Friday was a good day, despite a couple of hitches. The only Triumph dealership on Vancouver Island has no sales demo models of the type of sports tourers I’m looking at, and we had to go rushing around for an ATM at the Brentwood / Mill bay ferry, as they only take cash or prepaid tickets. No credit cards.
The majority of the day was taken up with an unscheduled side trip to Butchart Gardens, a gorgeous 55 Acre flower garden and Arboretum created in an old limestone quarry. Most of the blooms are typically North American, big, a trifle blowsy, but nonetheless quite wonderful. The air subtly scented except for the heady, musky sledgehammer between the sinuses that is the fragrance of a lily.
Angie and I continued one of our philosophical conversations about how to find what I call “Moments of perfect stillness” and their use in aiding the creative process. We walked barefoot on grass, simply stopped and looked, took pictures, and in between noisy knots of people tried to explore this notion. I feel the flowers helped her understand my occasional silences are never a rebuff, merely preoccupation.
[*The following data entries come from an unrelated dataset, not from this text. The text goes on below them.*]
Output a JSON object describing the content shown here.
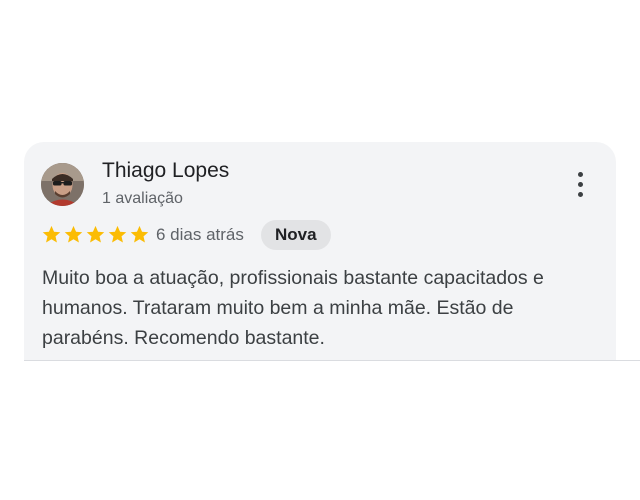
{
  "review": {
    "author_name": "Thiago Lopes",
    "author_meta": "1 avaliação",
    "rating": 5,
    "rating_max": 5,
    "date": "6 dias atrás",
    "badge": "Nova",
    "text": "Muito boa a atuação, profissionais bastante capacitados e humanos. Trataram muito bem a minha mãe. Estão de parabéns. Recomendo bastante."
  },
  "icons": {
    "menu": "more-vert-icon",
    "star": "star-icon",
    "avatar": "user-avatar"
  },
  "colors": {
    "star": "#fbbc04",
    "card_background": "#f3f4f6",
    "badge_background": "#e2e3e5",
    "text_primary": "#202124",
    "text_secondary": "#5f6368"
  }
}
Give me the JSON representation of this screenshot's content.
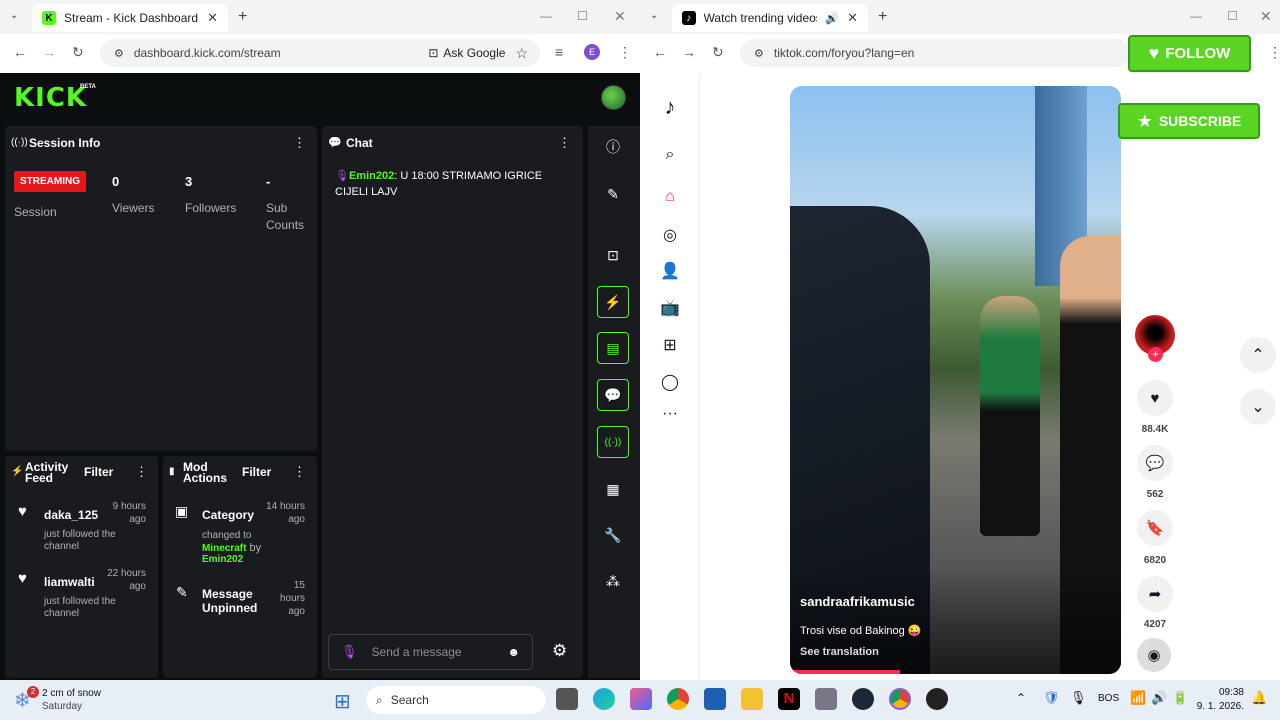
{
  "left_browser": {
    "tab_title": "Stream - Kick Dashboard",
    "url": "dashboard.kick.com/stream",
    "ask_google": "Ask Google",
    "profile_initial": "E"
  },
  "right_browser": {
    "tab_title": "Watch trending videos for y",
    "url": "tiktok.com/foryou?lang=en"
  },
  "kick": {
    "logo": "KICK",
    "beta": "BETA",
    "session": {
      "title": "Session Info",
      "status": "STREAMING",
      "session_label": "Session",
      "viewers_value": "0",
      "viewers_label": "Viewers",
      "followers_value": "3",
      "followers_label": "Followers",
      "subs_value": "-",
      "subs_label_1": "Sub",
      "subs_label_2": "Counts"
    },
    "chat": {
      "title": "Chat",
      "user": "Emin202",
      "message_1": ": U 18:00 STRIMAMO IGRICE",
      "message_2": "CIJELI LAJV",
      "placeholder": "Send a message"
    },
    "activity": {
      "title_1": "Activity",
      "title_2": "Feed",
      "filter": "Filter",
      "items": [
        {
          "user": "daka_125",
          "time_1": "9 hours",
          "time_2": "ago",
          "desc_1": "just followed the",
          "desc_2": "channel"
        },
        {
          "user": "liamwalti",
          "time_1": "22 hours",
          "time_2": "ago",
          "desc_1": "just followed the",
          "desc_2": "channel"
        }
      ]
    },
    "mod": {
      "title_1": "Mod",
      "title_2": "Actions",
      "filter": "Filter",
      "item1": {
        "title": "Category",
        "time_1": "14 hours",
        "time_2": "ago",
        "line_1": "changed to",
        "game": "Minecraft",
        "by": " by",
        "user": "Emin202"
      },
      "item2": {
        "title_1": "Message",
        "title_2": "Unpinned",
        "time_1": "15",
        "time_2": "hours",
        "time_3": "ago"
      }
    }
  },
  "tiktok": {
    "follow": "FOLLOW",
    "subscribe": "SUBSCRIBE",
    "username": "sandraafrikamusic",
    "caption": "Trosi vise od Bakinog 😜",
    "see_translation": "See translation",
    "likes": "88.4K",
    "comments": "562",
    "saves": "6820",
    "shares": "4207"
  },
  "taskbar": {
    "weather_1": "2 cm of snow",
    "weather_2": "Saturday",
    "weather_badge": "2",
    "search": "Search",
    "lang": "BOS",
    "time": "09:38",
    "date": "9. 1. 2026."
  },
  "colors": {
    "kick_green": "#53fc18",
    "tiktok_red": "#fe2c55",
    "streaming_red": "#e4171b"
  }
}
For my own part I’ve always been concerned that the need to talk incessantly reveals a deep inner insecurity. A need for constant reassurance indicating that all is not well with them. For the interrupted, it breaks the flow of ideas, and can scatter the creative thought process like a thousand startled pigeons. It’s what I call being ‘Porlocked’ after Coleridges eponymous ‘person from Porlock‘.
When I feel sure of my territory, or need to test concepts out, I share them with friends, but not before. I’m also pretty careful who I share them with. There’s nothing worse than saying what’s on your mind when whoever you talk to isn’t in the mood, doesn’t take you seriously, and / or has a mind so closed it visibly clanks when the cogs start turning.
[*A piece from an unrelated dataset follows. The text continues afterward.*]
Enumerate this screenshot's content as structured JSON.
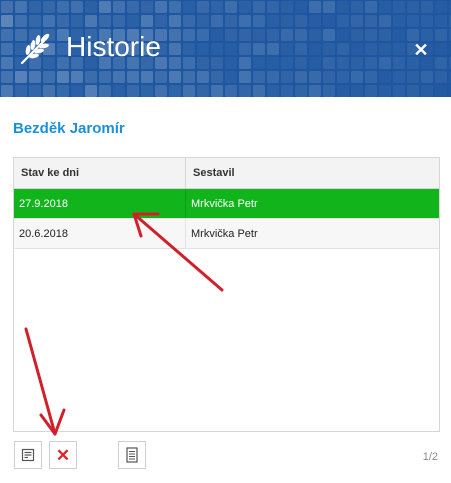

In seeking a ‘moment of stillness’, my way of ‘getting there’ is simply to focus on a sound or smell and close my eyes, or focus on a vague point in the middle distance. Then concentrate. What does your chosen sound or smell mean? What are its associations and how do you feel about them? There are a number of self help authors who recommend this approach, but I always found the superficial Mnemonics they recommend a little too flimsy for keeping stories about whole worlds in my head. Don’t get me wrong, they’re great for small stuff, but not so good for mentally bookmarking extended storylines and the ever branching tree of character development. I have to be able to see, hear, and almost touch these thought-avatars for this mental anchor to function.
What really works for me is to add layers of ideas until the base concept of the focus object / memory feels solid in my mind, and then use that specific memory as a kind of mental mooring post. From that point it becomes relatively easy to concentrate on other things because the moment centres your thoughts, not letting them drift aimlessly and lose the truly important stuff you wanted to think about in the first place. It’s a form of self hypnosis. One which seems to work when heavy duty cogitation is required, and especially in unknown or uncertain mental territory. An occupational hazard when trying to write speculative fiction.
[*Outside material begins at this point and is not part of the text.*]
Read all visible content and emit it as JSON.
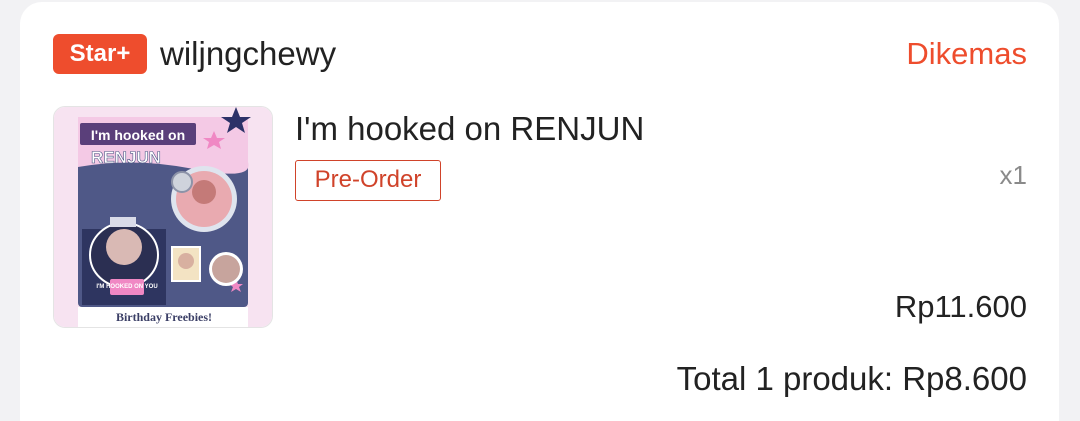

Take this blog post. I started it on Saturday, and picked at it through multiple interruptions, my over excitable dog, a couple of domestic dramas, a heavy duty conversation about email functionality, impending flights, other peoples preoccupations, travel plans for the next five years, a reorganisation of my kitchen and telephone calls from friends, family and various automated autodiallers. Using the moment of perfect stillness that I constructed as an anchor point, I can still flip up the memory of Butchart Gardens. Amongst other things; including story lines and character trees.
I’ve even managed to keep up a consistent 1 – 2000 words per day on ‘Darkness’ and ‘Cerberus’. Rugged.